SNAP stigma is real and we don’t think it’ll dissolve quickly- so we’ll be looking for SNAP stories for years to come. Graduate students, faculty, staff, alumni – if you’ve got a SNAP story, it can really make a difference to students to read.

In One Snap, Students got SNAP

An illustration of two hands holding a banana and an orange, with the words one snap, get SNAP, reduce the stigma get SNAP benefits

The Human Services Resource Center and Student Sustainability Initiative aim to reduce student hunger with “One Snap, Get SNAP.”

On January 19th, 2018,  over the course of four hours, 53  students, in both graduate and undergraduate studies, filtered through to begin their applications for SNAP benefits, otherwise known as food stamps. Application processes can be intimidating. As we heard from one student, “I’ve attempted to apply before but never completed the application due to not being sure about some of the answers.” To help with the application process three SNAP experts from the OSU Extension SNAP Outreach team and the Oregon Department of Human Services were on hand to assist as needed. Staff had both paper applications, and provided laptops so students can complete the online application if that was their preference. 
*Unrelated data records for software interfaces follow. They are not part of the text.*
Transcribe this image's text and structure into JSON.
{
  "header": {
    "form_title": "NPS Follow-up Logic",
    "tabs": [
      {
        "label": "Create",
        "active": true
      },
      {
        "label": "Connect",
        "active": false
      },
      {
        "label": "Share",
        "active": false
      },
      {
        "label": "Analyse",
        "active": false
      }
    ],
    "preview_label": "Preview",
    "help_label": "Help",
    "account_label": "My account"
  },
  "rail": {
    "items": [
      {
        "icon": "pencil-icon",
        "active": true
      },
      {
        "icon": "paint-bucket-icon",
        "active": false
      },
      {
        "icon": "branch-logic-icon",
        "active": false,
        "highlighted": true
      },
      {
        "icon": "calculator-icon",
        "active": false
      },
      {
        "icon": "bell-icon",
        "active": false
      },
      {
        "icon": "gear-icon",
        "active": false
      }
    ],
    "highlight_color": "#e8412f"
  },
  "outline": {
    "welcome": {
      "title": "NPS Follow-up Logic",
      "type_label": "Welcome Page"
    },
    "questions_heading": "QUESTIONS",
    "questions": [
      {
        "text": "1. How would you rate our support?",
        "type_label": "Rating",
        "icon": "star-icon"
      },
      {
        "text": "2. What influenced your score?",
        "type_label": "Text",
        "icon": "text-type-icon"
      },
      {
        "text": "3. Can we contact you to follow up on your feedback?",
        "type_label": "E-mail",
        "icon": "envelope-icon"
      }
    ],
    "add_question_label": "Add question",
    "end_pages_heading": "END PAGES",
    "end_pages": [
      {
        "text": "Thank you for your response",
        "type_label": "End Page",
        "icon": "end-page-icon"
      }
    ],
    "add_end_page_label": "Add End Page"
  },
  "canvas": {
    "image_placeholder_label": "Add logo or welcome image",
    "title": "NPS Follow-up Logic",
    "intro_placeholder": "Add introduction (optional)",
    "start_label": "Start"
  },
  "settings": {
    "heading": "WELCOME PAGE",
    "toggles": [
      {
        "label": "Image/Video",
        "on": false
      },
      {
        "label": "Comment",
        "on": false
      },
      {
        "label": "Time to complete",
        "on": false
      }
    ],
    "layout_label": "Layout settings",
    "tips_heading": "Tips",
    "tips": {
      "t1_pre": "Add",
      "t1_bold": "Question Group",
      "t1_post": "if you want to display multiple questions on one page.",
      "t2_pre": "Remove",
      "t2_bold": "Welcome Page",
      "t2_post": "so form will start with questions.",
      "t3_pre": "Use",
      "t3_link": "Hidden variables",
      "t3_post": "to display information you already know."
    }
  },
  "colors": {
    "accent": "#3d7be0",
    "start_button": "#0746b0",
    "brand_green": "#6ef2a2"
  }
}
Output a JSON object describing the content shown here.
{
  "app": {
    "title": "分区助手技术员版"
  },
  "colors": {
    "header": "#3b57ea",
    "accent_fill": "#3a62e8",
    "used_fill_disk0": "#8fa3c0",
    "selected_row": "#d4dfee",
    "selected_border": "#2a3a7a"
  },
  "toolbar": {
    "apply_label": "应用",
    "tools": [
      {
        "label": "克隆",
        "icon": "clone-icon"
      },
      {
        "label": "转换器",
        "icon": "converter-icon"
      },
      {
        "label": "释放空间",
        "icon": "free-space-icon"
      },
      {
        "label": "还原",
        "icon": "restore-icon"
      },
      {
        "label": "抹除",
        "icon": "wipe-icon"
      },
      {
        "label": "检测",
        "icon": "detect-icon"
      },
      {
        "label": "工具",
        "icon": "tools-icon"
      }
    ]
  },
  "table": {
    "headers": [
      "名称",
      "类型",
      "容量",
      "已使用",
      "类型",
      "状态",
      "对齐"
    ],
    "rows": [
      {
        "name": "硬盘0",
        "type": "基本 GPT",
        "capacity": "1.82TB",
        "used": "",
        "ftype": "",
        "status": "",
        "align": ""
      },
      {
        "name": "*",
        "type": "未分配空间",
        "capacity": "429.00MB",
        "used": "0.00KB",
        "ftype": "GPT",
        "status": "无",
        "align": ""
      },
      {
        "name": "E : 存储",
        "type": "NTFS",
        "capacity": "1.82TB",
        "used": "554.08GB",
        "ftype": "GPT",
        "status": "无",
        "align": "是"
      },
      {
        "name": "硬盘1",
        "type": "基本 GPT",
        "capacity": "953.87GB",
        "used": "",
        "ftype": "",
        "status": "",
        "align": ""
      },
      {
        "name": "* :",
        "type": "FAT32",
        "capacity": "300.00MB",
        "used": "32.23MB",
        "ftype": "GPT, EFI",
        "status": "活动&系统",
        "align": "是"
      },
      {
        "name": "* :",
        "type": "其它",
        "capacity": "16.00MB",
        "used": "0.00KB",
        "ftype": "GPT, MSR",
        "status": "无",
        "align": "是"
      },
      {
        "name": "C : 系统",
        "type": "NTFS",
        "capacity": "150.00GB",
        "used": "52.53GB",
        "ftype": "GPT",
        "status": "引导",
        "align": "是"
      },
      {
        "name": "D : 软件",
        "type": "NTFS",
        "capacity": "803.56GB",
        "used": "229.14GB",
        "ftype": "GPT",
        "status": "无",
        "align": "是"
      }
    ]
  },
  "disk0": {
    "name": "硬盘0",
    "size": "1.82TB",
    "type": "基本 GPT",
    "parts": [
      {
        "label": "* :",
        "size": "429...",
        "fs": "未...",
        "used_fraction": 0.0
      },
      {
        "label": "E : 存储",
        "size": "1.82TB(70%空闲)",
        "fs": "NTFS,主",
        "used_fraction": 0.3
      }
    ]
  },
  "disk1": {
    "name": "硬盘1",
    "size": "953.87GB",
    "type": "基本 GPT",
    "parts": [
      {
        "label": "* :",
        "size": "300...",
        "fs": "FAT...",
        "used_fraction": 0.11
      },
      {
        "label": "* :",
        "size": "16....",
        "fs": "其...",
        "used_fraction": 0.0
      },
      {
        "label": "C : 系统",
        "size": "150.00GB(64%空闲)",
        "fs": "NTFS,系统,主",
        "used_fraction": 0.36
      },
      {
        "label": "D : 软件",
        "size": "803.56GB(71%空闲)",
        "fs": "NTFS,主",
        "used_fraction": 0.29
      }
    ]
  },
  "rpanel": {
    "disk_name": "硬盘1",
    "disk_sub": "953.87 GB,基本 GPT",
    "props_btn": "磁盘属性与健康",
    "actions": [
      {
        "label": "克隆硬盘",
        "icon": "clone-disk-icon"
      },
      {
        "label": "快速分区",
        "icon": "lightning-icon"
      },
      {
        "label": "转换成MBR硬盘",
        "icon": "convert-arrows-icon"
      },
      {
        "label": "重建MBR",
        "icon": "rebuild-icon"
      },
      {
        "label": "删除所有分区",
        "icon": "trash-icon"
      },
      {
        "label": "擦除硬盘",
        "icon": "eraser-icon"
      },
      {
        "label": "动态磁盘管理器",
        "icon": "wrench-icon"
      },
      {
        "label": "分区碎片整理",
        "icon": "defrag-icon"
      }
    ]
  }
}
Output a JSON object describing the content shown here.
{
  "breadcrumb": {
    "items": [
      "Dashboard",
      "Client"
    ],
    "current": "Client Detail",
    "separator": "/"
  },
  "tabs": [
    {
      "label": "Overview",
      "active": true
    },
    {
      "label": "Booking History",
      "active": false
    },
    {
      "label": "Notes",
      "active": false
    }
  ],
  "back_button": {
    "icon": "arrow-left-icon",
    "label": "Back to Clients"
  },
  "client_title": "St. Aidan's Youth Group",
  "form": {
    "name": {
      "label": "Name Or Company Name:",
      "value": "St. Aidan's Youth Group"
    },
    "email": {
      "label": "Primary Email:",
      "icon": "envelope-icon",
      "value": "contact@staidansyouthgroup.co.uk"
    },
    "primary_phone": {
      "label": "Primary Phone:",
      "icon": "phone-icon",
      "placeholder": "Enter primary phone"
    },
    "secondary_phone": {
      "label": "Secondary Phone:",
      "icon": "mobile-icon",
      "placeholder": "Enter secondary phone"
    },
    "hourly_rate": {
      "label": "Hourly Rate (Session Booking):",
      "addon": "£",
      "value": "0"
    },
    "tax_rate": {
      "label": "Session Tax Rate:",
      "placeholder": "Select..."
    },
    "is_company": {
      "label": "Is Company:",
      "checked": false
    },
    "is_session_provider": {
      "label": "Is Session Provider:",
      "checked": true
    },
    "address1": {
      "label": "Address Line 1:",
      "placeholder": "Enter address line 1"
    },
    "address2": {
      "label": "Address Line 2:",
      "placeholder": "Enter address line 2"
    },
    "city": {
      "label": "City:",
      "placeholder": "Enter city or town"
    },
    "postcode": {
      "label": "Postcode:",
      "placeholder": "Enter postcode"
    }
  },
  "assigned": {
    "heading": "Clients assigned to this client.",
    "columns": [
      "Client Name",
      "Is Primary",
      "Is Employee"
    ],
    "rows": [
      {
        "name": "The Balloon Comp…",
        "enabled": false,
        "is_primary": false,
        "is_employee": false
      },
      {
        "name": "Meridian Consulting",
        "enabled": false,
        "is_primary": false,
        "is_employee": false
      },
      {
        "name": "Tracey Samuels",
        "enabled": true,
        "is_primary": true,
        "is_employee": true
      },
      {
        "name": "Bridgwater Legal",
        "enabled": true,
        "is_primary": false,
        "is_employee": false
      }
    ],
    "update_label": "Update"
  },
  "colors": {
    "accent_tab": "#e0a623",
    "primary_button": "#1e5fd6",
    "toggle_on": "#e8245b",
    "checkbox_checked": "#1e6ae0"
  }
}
A student is seated at a computer, an adult looks over her shoulder pointing at the screen to help her get SNAP benefits.
A DHS representative helps a student apply for SNAP benefits.

Roughly 36% of OSU students reported not having enough financial resources on the 2017 Campus Inclusivity Survey. While the average student attending the event applied for benefits only for themselves, at least 5 students who responded to our follow-up survey applied for benefits for a household of two or more people. One student shared through the survey: “This was such a helpful event. I kept on putting off doing the paperwork and was worried I wouldn’t get benefits. Any questions I had were answered and I don’t have to worry as much.” Eligibility qualifications for students can be confusing, so having staff available to assist was key to the successful event. 

Food was provided at the event, and 323 KIND granola bars were distributed, each affixed with stickers promoting event details prior to the 19th.  An important  value of the HSRC is abundance of resources, especially in regard to food. The HSRC sees the need many students experience in the form of increased Food Assistance Application numbers. Increased attendance at the multiple monthly food pantry nights at Avery Lodge, and term by term growth of the Textbook Lending Program also illustrate the growing need of students. Providing food at the event ensured that everyone who came by, at least got to eat lunch for the day.

Through the efforts of the HSRC and SSI, the students who attended “One Snap, Get SNAP” could, combined, receive upwards of $50,000 in grocery money over the course of the next six months (approximately $157 per month per person, though individuals could be eligible for up to $189 per month and those with families or dependents could see even more). While not a permanent fix to student hunger, programming and outreach for SNAP benefits helps provide students with resources that better allow them to focus on school.  Providing access to these community resources on campus, where students spend a lot of their time, helps make the process for applying for SNAP benefits easier. When students aren’t worried about where their next meal is coming from they are better able to concentrate on school and make the most of their education, further enriching themselves and their communities.